Forever Friendships Stand the Test of Time
For the last 55 years, the seventh-grade Margaret Mitchell Elementary School class of Mr. Charles Pepe and Miss Elna Ray has gathered for a class reunion.
For the last 55 years — 56, actually, because of a COVID delay — the seventh-grade Margaret Mitchell Elementary School class of Mr. Charles Pepe and Miss Elna Ray has gathered for a class reunion.
From near and far, our childhood friends have stayed in touch since kindergarten and on. We are united as a tribute and testament to cherished friendships that defy time. No matter where we roam, we all return to this place called home. This year also happened to be the 50th reunion of our 1971 graduating class of Northside High, now called North Atlanta High.
The Margaret Mitchell students were organized with the help of Gail Goldstein Heyman, who opens her home and backyard to the reunions after many years of gathering at the former home of her parents, Leon and Betty Goldstein.
“There’s nothing like friends from the past, getting together in the present and realizing all the life moments you have shared,” Heyman told the AJT.
Margaret Mitchell Elementary, which opened in 1954, had recently closed. While not all of our classmates were Jewish, the majority were and attended Ahavath Achim and The Temple growing up. Jewish geography started early, as we stuck together over the years, embracing these reunions as a precious way to cling to our childhoods. Many of our parents were friendly with each other, and the neighborhood surrounding the school was tightly knit.
We referred to the old neighborhood as Northwest Atlanta, aka Little Israel. Back in those days, many of us who convened at the old Atlanta Jewish Community Center on Peachtree lived either Northeast or Northwest. My family moved to Wesley Park Way Northwest from the Peachtree Battle area when I was in second grade. Those were the days of walking to school, paper sales, safety patrols and schools closing for the North Georgia Fair. Our beloved teacher, Mr. Pepe, used to attend all the bar and bat mitzvahs.
While reunions are part of life, our elementary school gatherings are special. To this day, we remember the littles things. I asked my friends about the most meaningful part of our get-together. The answer, clearly, was emotionally charged.

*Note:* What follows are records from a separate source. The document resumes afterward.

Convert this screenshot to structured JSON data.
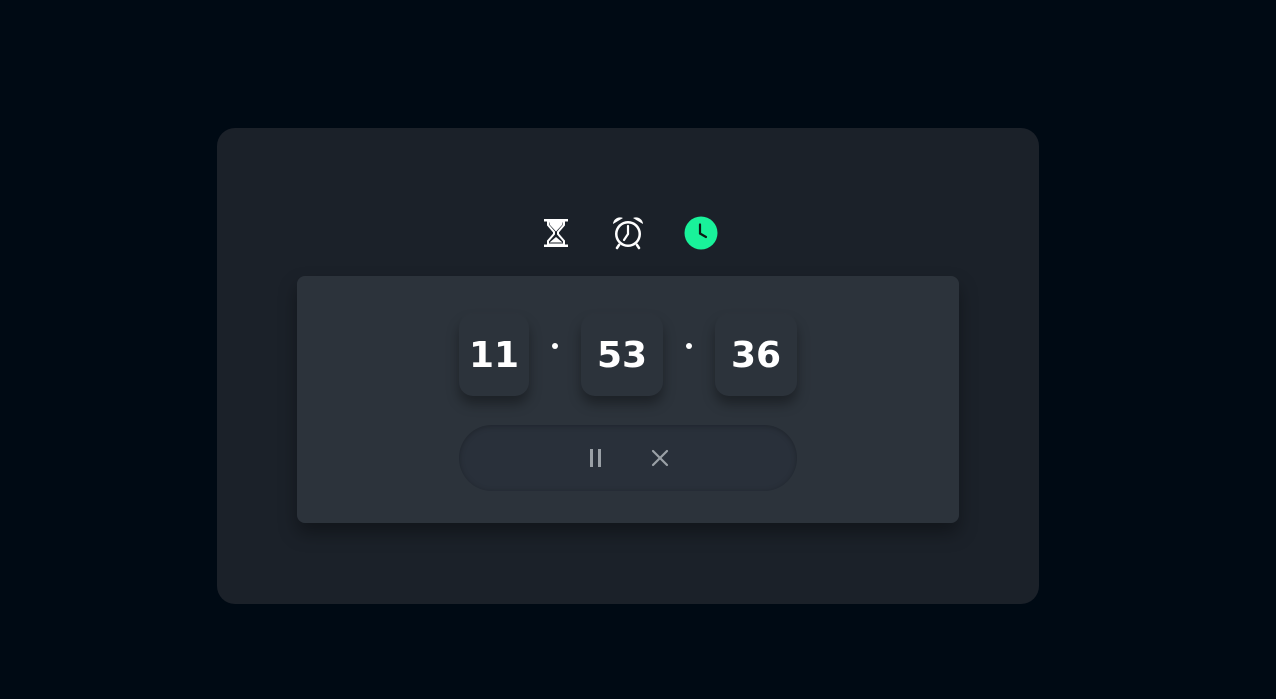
{
  "modes": [
    {
      "name": "timer",
      "icon": "hourglass-icon",
      "active": false
    },
    {
      "name": "alarm",
      "icon": "alarm-clock-icon",
      "active": false
    },
    {
      "name": "clock",
      "icon": "clock-icon",
      "active": true
    }
  ],
  "time": {
    "hours": "11",
    "minutes": "53",
    "seconds": "36"
  },
  "controls": {
    "pause_icon": "pause-icon",
    "close_icon": "close-icon"
  },
  "colors": {
    "background": "#000a14",
    "card": "#1b2129",
    "panel": "#2c333b",
    "accent": "#19f29a",
    "text": "#ffffff",
    "muted": "#9aa0a6"
  }
}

We felt as if we could touch the past. To be a kid again, with our parents and siblings and a simpler life. There were no cell phones. No computers. No COVID. Just a good, old-fashioned sore throat or cold and Campbell’s tomato soup and comic books or watching Ed Sullivan as a family.
“To me, the reunion is like going back home and revisiting people that felt like my siblings,” said Linda Goldstein Reisman, who lived on Margaret Mitchell Drive. “I knew them almost as long. It was an innocent time in life. Our lives were open to each other and our homes were open as well. We rode our bikes everywhere we wanted to go. We just melded. It doesn’t matter whether we see each other every day or hardly at all, we are bonded. It’s an emotional connection that brings us back to a time in our life when we felt safe and there are no airs, as we are all ourselves.”

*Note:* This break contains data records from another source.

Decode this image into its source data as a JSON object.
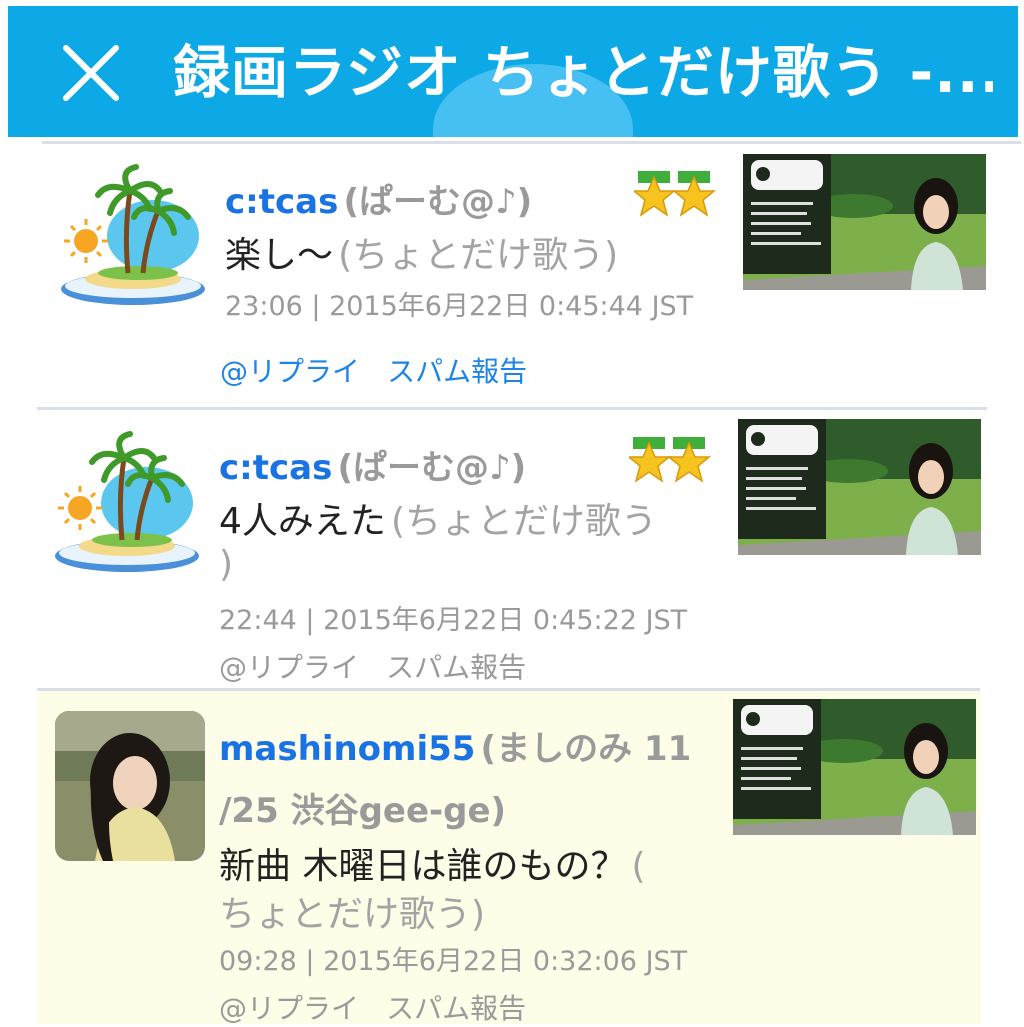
{
  "header": {
    "title": "録画ラジオ ちょとだけ歌う -...",
    "close_icon": "close-icon",
    "bg_color": "#0da8e6"
  },
  "feed": [
    {
      "username": "c:tcas",
      "nickname": "(ぱーむ@♪)",
      "message": "楽し〜",
      "source": "(ちょとだけ歌う)",
      "meta": "23:06 | 2015年6月22日 0:45:44 JST",
      "reply_label": "@リプライ",
      "spam_label": "スパム報告",
      "avatar_icon": "palm-island-icon",
      "badge_icon": "double-star-badge-icon"
    },
    {
      "username": "c:tcas",
      "nickname": "(ぱーむ@♪)",
      "message": "4人みえた",
      "source_line1": "(ちょとだけ歌う",
      "source_line2": ")",
      "meta": "22:44 | 2015年6月22日 0:45:22 JST",
      "reply_label": "@リプライ",
      "spam_label": "スパム報告",
      "avatar_icon": "palm-island-icon",
      "badge_icon": "double-star-badge-icon"
    },
    {
      "username": "mashinomi55",
      "nickname_line1": "(ましのみ 11",
      "nickname_line2": "/25 渋谷gee-ge)",
      "message": "新曲 木曜日は誰のもの？",
      "source_line1": "(",
      "source_line2": "ちょとだけ歌う)",
      "meta": "09:28 | 2015年6月22日 0:32:06 JST",
      "reply_label": "@リプライ",
      "spam_label": "スパム報告",
      "highlight_color": "#fdfde8"
    }
  ]
}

Reisman’s next door neighbor, Howard Perlman, recalled, “Attending Margaret Mitchell for all eight grades and living right across the street from it, MM was something ‘all-consuming’ in my childhood. In school, I moved down the hall one room every year until I hit the end of [the] hallway in seventh grade. After school, I’d play on the fields and explore the surrounding woods. And anyone even near my age that I saw was a fellow student throughout all those years and beyond.”

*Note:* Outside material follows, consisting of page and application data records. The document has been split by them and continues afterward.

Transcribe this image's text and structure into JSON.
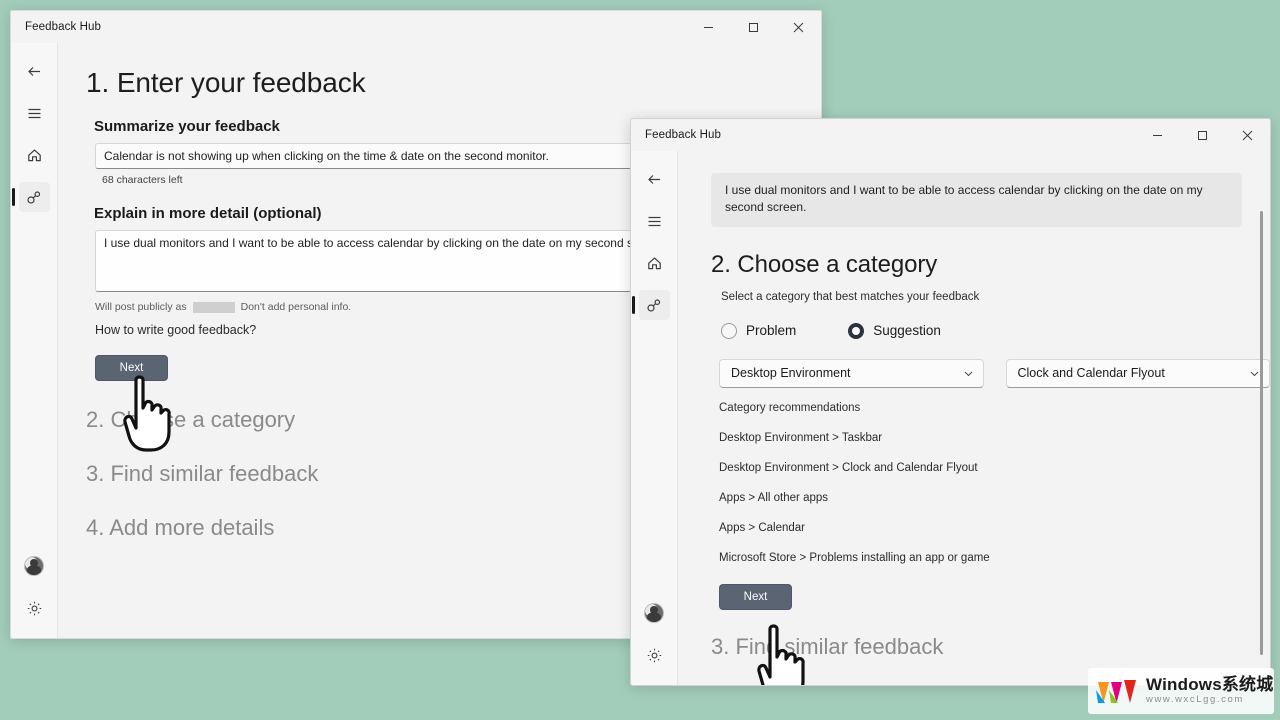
{
  "desktop": {
    "background_color": "#a3cdbb"
  },
  "window_back": {
    "title": "Feedback Hub",
    "caption": {
      "minimize": "minimize",
      "maximize": "maximize",
      "close": "close"
    },
    "rail": [
      {
        "icon": "back-arrow-icon",
        "selected": false
      },
      {
        "icon": "hamburger-menu-icon",
        "selected": false
      },
      {
        "icon": "home-icon",
        "selected": false
      },
      {
        "icon": "feedback-icon",
        "selected": true
      }
    ],
    "rail_bottom": [
      {
        "icon": "account-avatar-icon"
      },
      {
        "icon": "settings-gear-icon"
      }
    ],
    "step1_title": "1. Enter your feedback",
    "summarize_label": "Summarize your feedback",
    "summarize_value": "Calendar is not showing up when clicking on the time & date on the second monitor.",
    "characters_left": "68 characters left",
    "detail_label": "Explain in more detail (optional)",
    "detail_value": "I use dual monitors and I want to be able to access calendar by clicking on the date on my second sc",
    "privacy_prefix": "Will post publicly as",
    "privacy_suffix": "Don't add personal info.",
    "help_link": "How to write good feedback?",
    "next_label": "Next",
    "step2_title": "2. Choose a category",
    "step3_title": "3. Find similar feedback",
    "step4_title": "4. Add more details"
  },
  "window_front": {
    "title": "Feedback Hub",
    "caption": {
      "minimize": "minimize",
      "maximize": "maximize",
      "close": "close"
    },
    "rail": [
      {
        "icon": "back-arrow-icon",
        "selected": false
      },
      {
        "icon": "hamburger-menu-icon",
        "selected": false
      },
      {
        "icon": "home-icon",
        "selected": false
      },
      {
        "icon": "feedback-icon",
        "selected": true
      }
    ],
    "rail_bottom": [
      {
        "icon": "account-avatar-icon"
      },
      {
        "icon": "settings-gear-icon"
      }
    ],
    "quote_text": "I use dual monitors and I want to be able to access calendar by clicking on the date on my second screen.",
    "step2_title": "2. Choose a category",
    "step2_subtitle": "Select a category that best matches your feedback",
    "radios": [
      {
        "label": "Problem",
        "checked": false
      },
      {
        "label": "Suggestion",
        "checked": true
      }
    ],
    "category_dropdown": {
      "value": "Desktop Environment",
      "chevron": "chevron-down-icon"
    },
    "subcategory_dropdown": {
      "value": "Clock and Calendar Flyout",
      "chevron": "chevron-down-icon"
    },
    "recommendations_title": "Category recommendations",
    "recommendations": [
      "Desktop Environment > Taskbar",
      "Desktop Environment > Clock and Calendar Flyout",
      "Apps > All other apps",
      "Apps > Calendar",
      "Microsoft Store > Problems installing an app or game"
    ],
    "next_label": "Next",
    "step3_title": "3. Find similar feedback"
  },
  "watermark": {
    "title": "Windows系统城",
    "url": "www.wxcLgg.com"
  }
}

Wendy Rich Light, who grew up on Ridge Valley, echoed the sentiment.
“The reunion was happy times with special people,” she said. “Lots of wonderful memories. It was a great celebration of life with special friends.”
Another classmate, Terry Weissmann Spector, lived on Sequoyah Drive.
“Getting together with our elementary schools is so warm, comforting and touched the feeling I have in my heart,” she said. “It’s that feeling that reminds me of a wonderful childhood. Those days were priceless.”
Susan Simon Silber traveled to the reunion from Knoxville, Tenn., where she and her husband, Harold, now live. “It was so great to be together again. We have made such fun memories together and will continue to do so,” she said.
Shortly following the reunion, emails flew back and forth to begin planning our 60th reunion. This group is unstoppable in our stick-togetherness. And yes, just as the song goes … friends, friends, friends, we will always be.
It’s elementary, my dear!
- Robyn Spizman Gerson
- Simcha Spotlight
- Margaret Mitchell Elementary
- Northside High School
- North Atlanta High School
- Class of 1971
- Gail Goldstein Heyman
- Leon and Betty Goldstein
- Ahavath Achim
- The Temple
- Northwest Atlanta
- Little Israel
- Atlanta Jewish Community Center
- Peachtree Battle
- North Georgia Fair.
- Howard Perlman
- Terry Weissmann Spector
- Susan Simon Silber
- Wendy Rich Light